“I was hoping the question was going to be, ‘Did a member of FIFA say that we weren’t going to compete?’ but you made it a little harder by asking me if we’re going to actually compete. There is a general feeling that the 2018 World Cup is favored for Europe by a number of Executive Committee members. We’ve been quite consistent that, at this point, we’re bidding for both but our bid team are all young people and so are the rest of the people in the room, so we’re happy to wait for 2022 if that’s FIFA’s wish. I get asked the question a lot. None of the European bidders has dropped out of 2022, last I checked, as of seven minutes ago. Now, if one of the European countries wins the 2018, then they are automatically excluded from the 2022 competition. There’s no reason for me to predict what we might or might not do by Dec. 2. This is a competition. There’s a little bit of a game-theoretic modeling going on I guess. Is it possible that we would consider bidding on only one or the other? Sure. It’s also possible that the Europeans would drop out of the 2022 bidding before Dec. 2. The Asian countries have already focused only on 2022 so, if the president of UEFA or the president of FIFA or someone in that role said, ‘We’d really like you to focus on one and we think it would be greatly beneficial to FIFA and to the U.S. bid, I’m sure we’d sit down and talk about that.”
On whether the celebrities on the USA Bid Committee’s Board of Directors have an active role in the bid process:
“I’m actually very thankful and very pleased that most of our board members, including our very well-known, public figure board members, have active roles.
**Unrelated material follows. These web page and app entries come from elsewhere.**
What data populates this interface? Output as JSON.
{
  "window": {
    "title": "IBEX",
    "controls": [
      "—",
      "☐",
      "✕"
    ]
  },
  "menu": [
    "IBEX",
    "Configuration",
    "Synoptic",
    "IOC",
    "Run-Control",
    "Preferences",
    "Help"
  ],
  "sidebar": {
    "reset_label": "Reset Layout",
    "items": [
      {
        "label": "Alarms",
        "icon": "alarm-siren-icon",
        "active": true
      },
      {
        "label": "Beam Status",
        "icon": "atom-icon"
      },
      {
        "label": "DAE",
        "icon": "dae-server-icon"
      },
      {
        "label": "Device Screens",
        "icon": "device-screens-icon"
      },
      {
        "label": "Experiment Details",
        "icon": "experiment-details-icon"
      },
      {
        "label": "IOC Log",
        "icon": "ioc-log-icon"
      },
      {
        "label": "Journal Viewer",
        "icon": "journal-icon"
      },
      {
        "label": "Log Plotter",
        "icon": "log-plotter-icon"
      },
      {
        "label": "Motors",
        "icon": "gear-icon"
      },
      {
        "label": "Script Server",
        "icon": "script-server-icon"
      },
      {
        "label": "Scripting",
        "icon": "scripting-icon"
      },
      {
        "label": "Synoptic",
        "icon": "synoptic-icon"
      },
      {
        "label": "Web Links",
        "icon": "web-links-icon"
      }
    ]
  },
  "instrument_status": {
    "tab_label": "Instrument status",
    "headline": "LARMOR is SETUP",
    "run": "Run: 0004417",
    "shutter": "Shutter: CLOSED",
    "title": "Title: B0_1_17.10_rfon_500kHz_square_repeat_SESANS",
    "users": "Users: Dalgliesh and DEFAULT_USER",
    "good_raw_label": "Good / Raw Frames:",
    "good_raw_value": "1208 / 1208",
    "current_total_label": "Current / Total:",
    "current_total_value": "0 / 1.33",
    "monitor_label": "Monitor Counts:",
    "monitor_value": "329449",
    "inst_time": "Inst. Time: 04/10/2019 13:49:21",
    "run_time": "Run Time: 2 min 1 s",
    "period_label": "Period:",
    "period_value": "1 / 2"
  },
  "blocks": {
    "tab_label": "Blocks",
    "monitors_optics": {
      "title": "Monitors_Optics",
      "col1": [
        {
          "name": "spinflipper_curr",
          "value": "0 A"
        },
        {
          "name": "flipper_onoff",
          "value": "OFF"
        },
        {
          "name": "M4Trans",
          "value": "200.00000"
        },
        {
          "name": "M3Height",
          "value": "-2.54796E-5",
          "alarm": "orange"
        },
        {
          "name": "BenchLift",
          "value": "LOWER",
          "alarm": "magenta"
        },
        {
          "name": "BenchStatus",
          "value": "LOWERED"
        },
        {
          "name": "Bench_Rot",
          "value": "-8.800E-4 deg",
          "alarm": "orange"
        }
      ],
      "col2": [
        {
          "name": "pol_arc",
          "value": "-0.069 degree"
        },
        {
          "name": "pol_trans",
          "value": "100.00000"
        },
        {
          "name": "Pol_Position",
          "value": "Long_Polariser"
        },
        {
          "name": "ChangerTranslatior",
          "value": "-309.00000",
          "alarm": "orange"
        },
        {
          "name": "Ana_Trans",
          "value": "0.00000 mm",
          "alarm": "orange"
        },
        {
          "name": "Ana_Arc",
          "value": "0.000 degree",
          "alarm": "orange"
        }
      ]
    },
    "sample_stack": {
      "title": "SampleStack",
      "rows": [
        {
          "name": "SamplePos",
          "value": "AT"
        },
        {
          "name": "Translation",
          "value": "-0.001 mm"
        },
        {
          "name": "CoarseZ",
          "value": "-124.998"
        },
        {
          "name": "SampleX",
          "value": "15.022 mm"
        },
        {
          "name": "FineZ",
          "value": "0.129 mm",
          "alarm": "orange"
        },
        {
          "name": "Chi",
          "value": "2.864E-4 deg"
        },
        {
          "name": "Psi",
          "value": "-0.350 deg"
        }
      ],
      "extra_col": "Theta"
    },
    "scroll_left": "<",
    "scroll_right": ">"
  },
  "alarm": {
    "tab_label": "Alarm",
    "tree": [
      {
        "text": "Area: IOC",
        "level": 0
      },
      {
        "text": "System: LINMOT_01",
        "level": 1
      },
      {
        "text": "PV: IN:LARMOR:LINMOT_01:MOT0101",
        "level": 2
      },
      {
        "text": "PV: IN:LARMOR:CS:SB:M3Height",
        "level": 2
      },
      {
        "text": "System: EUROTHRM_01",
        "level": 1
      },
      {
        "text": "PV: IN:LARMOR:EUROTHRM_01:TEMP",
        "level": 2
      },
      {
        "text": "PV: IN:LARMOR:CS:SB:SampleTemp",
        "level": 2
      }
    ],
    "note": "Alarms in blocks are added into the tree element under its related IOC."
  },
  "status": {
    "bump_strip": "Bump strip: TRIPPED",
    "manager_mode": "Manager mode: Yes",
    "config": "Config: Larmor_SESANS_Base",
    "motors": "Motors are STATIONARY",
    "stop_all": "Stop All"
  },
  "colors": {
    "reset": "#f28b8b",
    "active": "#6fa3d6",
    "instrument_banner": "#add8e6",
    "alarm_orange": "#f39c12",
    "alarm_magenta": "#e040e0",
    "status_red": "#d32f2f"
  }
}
They’re different. Dr. Kissinger was at the World Cup, came to three games, met with FIFA Executive Committee members, has made phone calls for us, has met with an ExCo member on one of his trips for his personal business. Morgan Freeman is the voice on our World Cup video, was in South Africa. President Clinton was in South Africa, met with 13 Executive Committee members, two press conferences, came to two games, has written to all the ExCo members. He’s absolutely very much engaged. Dr. Kissinger was also at the game here. Spike Lee has been very much engaged, was at the game, didn’t make it to the World Cup. Landon Donovan was very much engaged against Algeria late in the game to help our bidding efforts. He’s on our board. Governor Schwarzenegger is going to the Far East and will hopefully meet with some Executive Committee members. I could go on. We have another board member, CEO of a top corporation that we’ll announce in the next few days who was at the game against Brazil. Mayor Bloomberg was here last night to welcome the group. We were with Pele two weeks ago at the Mayor’s Cup, so they’re not all fans at the same level. Dr. Kissinger has been a fan forever and loves the game, Spike Lee loves the game and his kids play, and others are less involved. Joe Uva has been at multiple games, was at the World Cup, CEO of Univision, John Skipper from ESPN is very much involved. It is certainly not only celebrity or honorary names on that list. People are engaged, which is terrific for us.”